Conducted during the biannual Northern Edge exercise in Alaska, the test saw the use of four separately developed EW payloads, called Cerberus, in 12 operationally relevant missions. The payloads were designed for MALD vehicle.

Naval Research Laboratory Electronic Warfare Strategic Planning Organization head Dr Jeff Heyer said: "The Cerberus design is cost-effective and expands MALD capabilities to address new missions and target sets.

"It’s a sensible approach for mitigating payload obsolescence."

For the flight test, the interchangeable payloads were swapped onto the captive carry vehicle in less than one minute, the company stated.

"The Cerberus design is cost-effective and expands MALD capabilities to address new missions and target sets."

Under a four-year programme, Raytheon developed a payload system architecture integrated with a quick interchange structural connection.

How well do you really know your competitors?

Access the most comprehensive Company Profiles on the market, powered by GlobalData.
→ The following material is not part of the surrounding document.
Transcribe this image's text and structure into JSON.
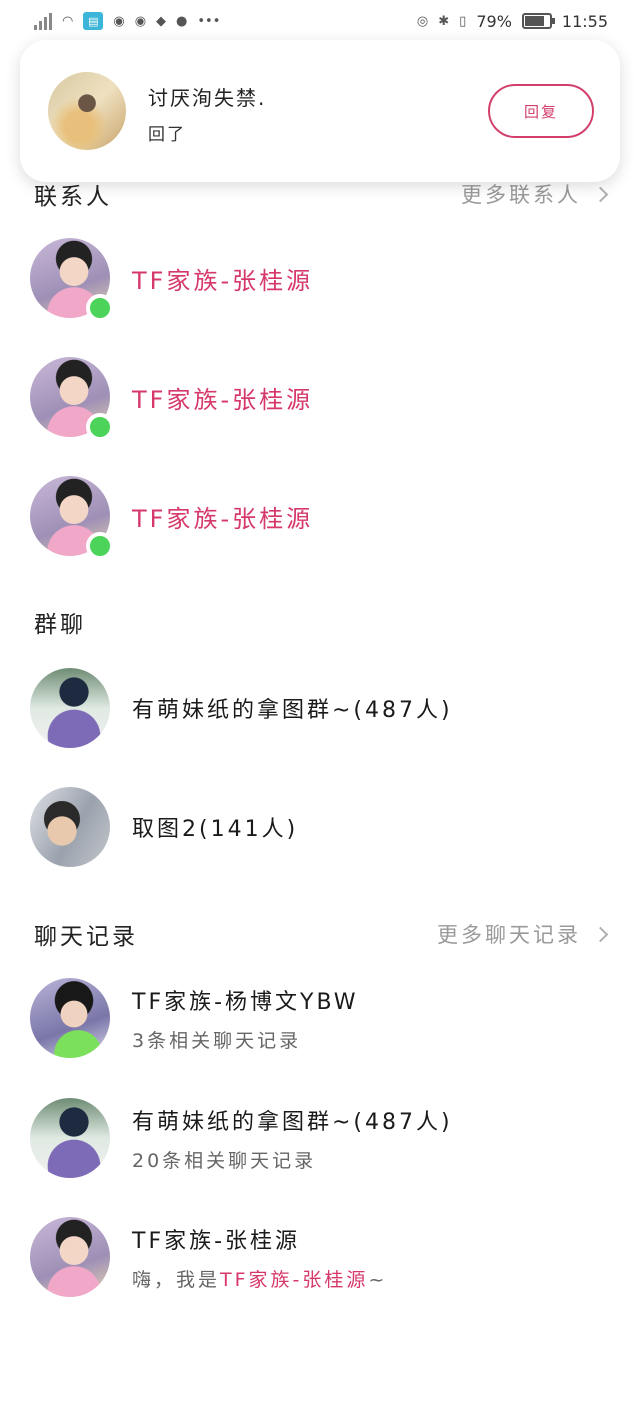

Save hours of research. Gain competitive edge.

Company Profile – free sample

Thank you!

Your download email will arrive shortly

Not ready to buy yet? Download a free sample

We are confident about the unique quality of our Company Profiles. However, we want you to make the most beneficial decision for your business, so we offer a free sample that you can download by submitting the below form

By GlobalData
Visit our Privacy Policy for more information about our services, how we may use, process and share your personal data, including information of your rights in respect of your personal data and how you can unsubscribe from future marketing communications. Our services are intended for corporate subscribers and you warrant that the email address submitted is your corporate email address.

The programme was carried out in collaboration with US Pacific Command and Naval Air Systems Command (PMA-234).

The technology for the quick-attachment technique was received from IndyCar racing technology. Cerberus adapted the half-turn quick lock developed by Dallara.

During Northern Edge, a MALD vehicle was carried below a Sabreliner, with the payload controlled from within the aircraft cabin. This tool allows the evaluation of payload performance, and also supports real-time control and data analysis during a flight test.

Heyer added: "The successful Military Utility Assessment during Northern Edge 15 demonstrated the Cerberus design’s capacity to expand MALD capabilities to address new missions and target sets.

"There is a high-demand signal from the operational forces to deliver this capability to the warfighter now."